Retyping the records exactly is the whole task.

▶ [Data provided]:
☆ ☆ ☆ ☆ ☆

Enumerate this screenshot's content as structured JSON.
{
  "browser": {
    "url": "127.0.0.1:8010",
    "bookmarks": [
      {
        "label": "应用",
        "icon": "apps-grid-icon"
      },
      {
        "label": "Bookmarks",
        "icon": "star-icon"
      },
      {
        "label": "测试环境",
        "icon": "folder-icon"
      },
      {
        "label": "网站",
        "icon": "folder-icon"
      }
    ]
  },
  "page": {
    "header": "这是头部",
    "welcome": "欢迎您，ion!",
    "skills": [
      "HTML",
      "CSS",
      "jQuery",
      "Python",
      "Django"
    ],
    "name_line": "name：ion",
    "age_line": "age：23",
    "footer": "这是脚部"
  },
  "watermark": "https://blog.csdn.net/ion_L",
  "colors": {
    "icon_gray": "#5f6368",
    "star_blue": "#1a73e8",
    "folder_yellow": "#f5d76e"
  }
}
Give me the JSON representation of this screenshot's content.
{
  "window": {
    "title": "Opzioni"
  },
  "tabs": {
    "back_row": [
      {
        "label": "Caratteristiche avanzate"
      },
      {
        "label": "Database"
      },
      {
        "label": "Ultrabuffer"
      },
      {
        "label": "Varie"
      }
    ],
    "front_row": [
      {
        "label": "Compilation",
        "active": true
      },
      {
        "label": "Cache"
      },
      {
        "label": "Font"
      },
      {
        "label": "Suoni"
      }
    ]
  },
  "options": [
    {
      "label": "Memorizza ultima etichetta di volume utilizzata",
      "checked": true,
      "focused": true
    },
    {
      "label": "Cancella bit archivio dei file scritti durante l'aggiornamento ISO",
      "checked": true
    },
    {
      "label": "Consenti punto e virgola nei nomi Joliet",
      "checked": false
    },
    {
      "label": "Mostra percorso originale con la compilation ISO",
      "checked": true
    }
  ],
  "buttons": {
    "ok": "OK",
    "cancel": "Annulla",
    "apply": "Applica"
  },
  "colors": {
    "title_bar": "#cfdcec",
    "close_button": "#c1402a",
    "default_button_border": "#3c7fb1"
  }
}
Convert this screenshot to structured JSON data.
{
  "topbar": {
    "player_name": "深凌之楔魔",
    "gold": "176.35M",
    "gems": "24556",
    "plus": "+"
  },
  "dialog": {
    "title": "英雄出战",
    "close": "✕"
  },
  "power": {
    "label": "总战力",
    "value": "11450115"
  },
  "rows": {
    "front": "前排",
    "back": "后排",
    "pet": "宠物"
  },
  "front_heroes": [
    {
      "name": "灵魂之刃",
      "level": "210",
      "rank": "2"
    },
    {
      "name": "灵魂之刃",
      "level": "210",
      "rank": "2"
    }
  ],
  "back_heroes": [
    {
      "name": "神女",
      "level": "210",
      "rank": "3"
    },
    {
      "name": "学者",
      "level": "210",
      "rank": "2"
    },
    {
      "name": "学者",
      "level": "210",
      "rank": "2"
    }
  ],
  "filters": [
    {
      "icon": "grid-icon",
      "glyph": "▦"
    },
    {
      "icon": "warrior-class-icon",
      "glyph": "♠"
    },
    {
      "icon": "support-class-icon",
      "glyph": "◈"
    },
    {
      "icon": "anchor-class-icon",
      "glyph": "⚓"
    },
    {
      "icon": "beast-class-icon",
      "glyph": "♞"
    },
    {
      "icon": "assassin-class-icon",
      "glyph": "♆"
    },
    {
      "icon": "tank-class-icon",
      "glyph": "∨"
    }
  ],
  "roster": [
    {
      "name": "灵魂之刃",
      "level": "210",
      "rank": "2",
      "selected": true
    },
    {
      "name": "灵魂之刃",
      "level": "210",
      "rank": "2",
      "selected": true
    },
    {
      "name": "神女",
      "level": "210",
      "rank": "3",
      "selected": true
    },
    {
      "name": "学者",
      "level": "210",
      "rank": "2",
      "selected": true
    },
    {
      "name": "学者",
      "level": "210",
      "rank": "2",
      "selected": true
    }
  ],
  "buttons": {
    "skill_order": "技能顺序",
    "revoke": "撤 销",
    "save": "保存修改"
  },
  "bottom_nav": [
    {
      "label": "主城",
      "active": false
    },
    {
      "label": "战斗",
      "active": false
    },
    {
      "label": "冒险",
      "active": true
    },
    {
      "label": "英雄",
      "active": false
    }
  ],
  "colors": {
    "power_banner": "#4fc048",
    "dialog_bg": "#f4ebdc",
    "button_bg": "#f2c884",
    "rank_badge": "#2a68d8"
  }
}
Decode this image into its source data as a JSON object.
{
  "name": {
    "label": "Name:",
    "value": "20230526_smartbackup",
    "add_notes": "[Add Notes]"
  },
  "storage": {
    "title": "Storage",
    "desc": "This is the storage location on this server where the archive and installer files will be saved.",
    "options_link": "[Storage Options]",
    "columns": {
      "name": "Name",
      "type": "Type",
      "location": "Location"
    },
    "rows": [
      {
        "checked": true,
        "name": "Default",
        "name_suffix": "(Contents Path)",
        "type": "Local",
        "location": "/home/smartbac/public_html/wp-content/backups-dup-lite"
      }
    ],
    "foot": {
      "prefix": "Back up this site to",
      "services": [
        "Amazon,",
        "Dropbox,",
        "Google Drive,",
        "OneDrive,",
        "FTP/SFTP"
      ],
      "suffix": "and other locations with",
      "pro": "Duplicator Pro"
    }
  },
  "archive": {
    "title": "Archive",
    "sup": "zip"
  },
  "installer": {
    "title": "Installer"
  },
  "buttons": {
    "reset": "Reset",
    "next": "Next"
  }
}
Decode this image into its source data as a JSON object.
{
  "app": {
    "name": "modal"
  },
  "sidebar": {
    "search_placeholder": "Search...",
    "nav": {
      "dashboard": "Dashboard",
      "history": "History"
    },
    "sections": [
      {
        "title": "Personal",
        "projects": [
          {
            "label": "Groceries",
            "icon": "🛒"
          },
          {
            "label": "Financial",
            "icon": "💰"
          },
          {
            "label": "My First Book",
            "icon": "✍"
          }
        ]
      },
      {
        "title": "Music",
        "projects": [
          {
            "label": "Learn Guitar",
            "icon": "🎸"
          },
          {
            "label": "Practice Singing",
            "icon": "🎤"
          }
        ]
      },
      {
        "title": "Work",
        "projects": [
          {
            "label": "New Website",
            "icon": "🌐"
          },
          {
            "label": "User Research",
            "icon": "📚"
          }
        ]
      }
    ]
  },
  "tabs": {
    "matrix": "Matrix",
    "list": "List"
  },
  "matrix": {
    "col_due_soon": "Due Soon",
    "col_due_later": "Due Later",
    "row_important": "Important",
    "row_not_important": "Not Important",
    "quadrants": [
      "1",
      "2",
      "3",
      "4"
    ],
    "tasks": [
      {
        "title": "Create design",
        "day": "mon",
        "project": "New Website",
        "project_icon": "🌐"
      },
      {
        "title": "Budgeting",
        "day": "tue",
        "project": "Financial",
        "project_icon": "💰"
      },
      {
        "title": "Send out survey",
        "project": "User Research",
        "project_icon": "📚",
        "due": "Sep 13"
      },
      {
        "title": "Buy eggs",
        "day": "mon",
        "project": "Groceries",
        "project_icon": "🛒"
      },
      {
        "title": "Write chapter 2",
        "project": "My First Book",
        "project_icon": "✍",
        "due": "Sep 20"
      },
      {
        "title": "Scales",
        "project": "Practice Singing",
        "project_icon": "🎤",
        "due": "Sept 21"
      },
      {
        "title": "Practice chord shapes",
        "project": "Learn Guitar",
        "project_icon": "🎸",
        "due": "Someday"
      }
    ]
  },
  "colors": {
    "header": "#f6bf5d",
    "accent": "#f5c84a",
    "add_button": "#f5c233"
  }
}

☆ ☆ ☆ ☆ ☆

▶ [Response to the exercise]:
Enumerate this screenshot's content as structured JSON.
{
  "browser": {
    "url": "127.0.0.1:8010",
    "bookmarks": [
      {
        "label": "应用",
        "icon": "apps-grid-icon"
      },
      {
        "label": "Bookmarks",
        "icon": "star-icon"
      },
      {
        "label": "测试环境",
        "icon": "folder-icon"
      },
      {
        "label": "网站",
        "icon": "folder-icon"
      }
    ]
  },
  "page": {
    "header": "这是头部",
    "welcome": "欢迎您，ion!",
    "skills": [
      "HTML",
      "CSS",
      "jQuery",
      "Python",
      "Django"
    ],
    "name_line": "name：ion",
    "age_line": "age：23",
    "footer": "这是脚部"
  },
  "watermark": "https://blog.csdn.net/ion_L",
  "colors": {
    "icon_gray": "#5f6368",
    "star_blue": "#1a73e8",
    "folder_yellow": "#f5d76e"
  }
}
Give me the JSON representation of this screenshot's content.
{
  "window": {
    "title": "Opzioni"
  },
  "tabs": {
    "back_row": [
      {
        "label": "Caratteristiche avanzate"
      },
      {
        "label": "Database"
      },
      {
        "label": "Ultrabuffer"
      },
      {
        "label": "Varie"
      }
    ],
    "front_row": [
      {
        "label": "Compilation",
        "active": true
      },
      {
        "label": "Cache"
      },
      {
        "label": "Font"
      },
      {
        "label": "Suoni"
      }
    ]
  },
  "options": [
    {
      "label": "Memorizza ultima etichetta di volume utilizzata",
      "checked": true,
      "focused": true
    },
    {
      "label": "Cancella bit archivio dei file scritti durante l'aggiornamento ISO",
      "checked": true
    },
    {
      "label": "Consenti punto e virgola nei nomi Joliet",
      "checked": false
    },
    {
      "label": "Mostra percorso originale con la compilation ISO",
      "checked": true
    }
  ],
  "buttons": {
    "ok": "OK",
    "cancel": "Annulla",
    "apply": "Applica"
  },
  "colors": {
    "title_bar": "#cfdcec",
    "close_button": "#c1402a",
    "default_button_border": "#3c7fb1"
  }
}
Convert this screenshot to structured JSON data.
{
  "topbar": {
    "player_name": "深凌之楔魔",
    "gold": "176.35M",
    "gems": "24556",
    "plus": "+"
  },
  "dialog": {
    "title": "英雄出战",
    "close": "✕"
  },
  "power": {
    "label": "总战力",
    "value": "11450115"
  },
  "rows": {
    "front": "前排",
    "back": "后排",
    "pet": "宠物"
  },
  "front_heroes": [
    {
      "name": "灵魂之刃",
      "level": "210",
      "rank": "2"
    },
    {
      "name": "灵魂之刃",
      "level": "210",
      "rank": "2"
    }
  ],
  "back_heroes": [
    {
      "name": "神女",
      "level": "210",
      "rank": "3"
    },
    {
      "name": "学者",
      "level": "210",
      "rank": "2"
    },
    {
      "name": "学者",
      "level": "210",
      "rank": "2"
    }
  ],
  "filters": [
    {
      "icon": "grid-icon",
      "glyph": "▦"
    },
    {
      "icon": "warrior-class-icon",
      "glyph": "♠"
    },
    {
      "icon": "support-class-icon",
      "glyph": "◈"
    },
    {
      "icon": "anchor-class-icon",
      "glyph": "⚓"
    },
    {
      "icon": "beast-class-icon",
      "glyph": "♞"
    },
    {
      "icon": "assassin-class-icon",
      "glyph": "♆"
    },
    {
      "icon": "tank-class-icon",
      "glyph": "∨"
    }
  ],
  "roster": [
    {
      "name": "灵魂之刃",
      "level": "210",
      "rank": "2",
      "selected": true
    },
    {
      "name": "灵魂之刃",
      "level": "210",
      "rank": "2",
      "selected": true
    },
    {
      "name": "神女",
      "level": "210",
      "rank": "3",
      "selected": true
    },
    {
      "name": "学者",
      "level": "210",
      "rank": "2",
      "selected": true
    },
    {
      "name": "学者",
      "level": "210",
      "rank": "2",
      "selected": true
    }
  ],
  "buttons": {
    "skill_order": "技能顺序",
    "revoke": "撤 销",
    "save": "保存修改"
  },
  "bottom_nav": [
    {
      "label": "主城",
      "active": false
    },
    {
      "label": "战斗",
      "active": false
    },
    {
      "label": "冒险",
      "active": true
    },
    {
      "label": "英雄",
      "active": false
    }
  ],
  "colors": {
    "power_banner": "#4fc048",
    "dialog_bg": "#f4ebdc",
    "button_bg": "#f2c884",
    "rank_badge": "#2a68d8"
  }
}
Decode this image into its source data as a JSON object.
{
  "name": {
    "label": "Name:",
    "value": "20230526_smartbackup",
    "add_notes": "[Add Notes]"
  },
  "storage": {
    "title": "Storage",
    "desc": "This is the storage location on this server where the archive and installer files will be saved.",
    "options_link": "[Storage Options]",
    "columns": {
      "name": "Name",
      "type": "Type",
      "location": "Location"
    },
    "rows": [
      {
        "checked": true,
        "name": "Default",
        "name_suffix": "(Contents Path)",
        "type": "Local",
        "location": "/home/smartbac/public_html/wp-content/backups-dup-lite"
      }
    ],
    "foot": {
      "prefix": "Back up this site to",
      "services": [
        "Amazon,",
        "Dropbox,",
        "Google Drive,",
        "OneDrive,",
        "FTP/SFTP"
      ],
      "suffix": "and other locations with",
      "pro": "Duplicator Pro"
    }
  },
  "archive": {
    "title": "Archive",
    "sup": "zip"
  },
  "installer": {
    "title": "Installer"
  },
  "buttons": {
    "reset": "Reset",
    "next": "Next"
  }
}
Decode this image into its source data as a JSON object.
{
  "app": {
    "name": "modal"
  },
  "sidebar": {
    "search_placeholder": "Search...",
    "nav": {
      "dashboard": "Dashboard",
      "history": "History"
    },
    "sections": [
      {
        "title": "Personal",
        "projects": [
          {
            "label": "Groceries",
            "icon": "🛒"
          },
          {
            "label": "Financial",
            "icon": "💰"
          },
          {
            "label": "My First Book",
            "icon": "✍"
          }
        ]
      },
      {
        "title": "Music",
        "projects": [
          {
            "label": "Learn Guitar",
            "icon": "🎸"
          },
          {
            "label": "Practice Singing",
            "icon": "🎤"
          }
        ]
      },
      {
        "title": "Work",
        "projects": [
          {
            "label": "New Website",
            "icon": "🌐"
          },
          {
            "label": "User Research",
            "icon": "📚"
          }
        ]
      }
    ]
  },
  "tabs": {
    "matrix": "Matrix",
    "list": "List"
  },
  "matrix": {
    "col_due_soon": "Due Soon",
    "col_due_later": "Due Later",
    "row_important": "Important",
    "row_not_important": "Not Important",
    "quadrants": [
      "1",
      "2",
      "3",
      "4"
    ],
    "tasks": [
      {
        "title": "Create design",
        "day": "mon",
        "project": "New Website",
        "project_icon": "🌐"
      },
      {
        "title": "Budgeting",
        "day": "tue",
        "project": "Financial",
        "project_icon": "💰"
      },
      {
        "title": "Send out survey",
        "project": "User Research",
        "project_icon": "📚",
        "due": "Sep 13"
      },
      {
        "title": "Buy eggs",
        "day": "mon",
        "project": "Groceries",
        "project_icon": "🛒"
      },
      {
        "title": "Write chapter 2",
        "project": "My First Book",
        "project_icon": "✍",
        "due": "Sep 20"
      },
      {
        "title": "Scales",
        "project": "Practice Singing",
        "project_icon": "🎤",
        "due": "Sept 21"
      },
      {
        "title": "Practice chord shapes",
        "project": "Learn Guitar",
        "project_icon": "🎸",
        "due": "Someday"
      }
    ]
  },
  "colors": {
    "header": "#f6bf5d",
    "accent": "#f5c84a",
    "add_button": "#f5c233"
  }
}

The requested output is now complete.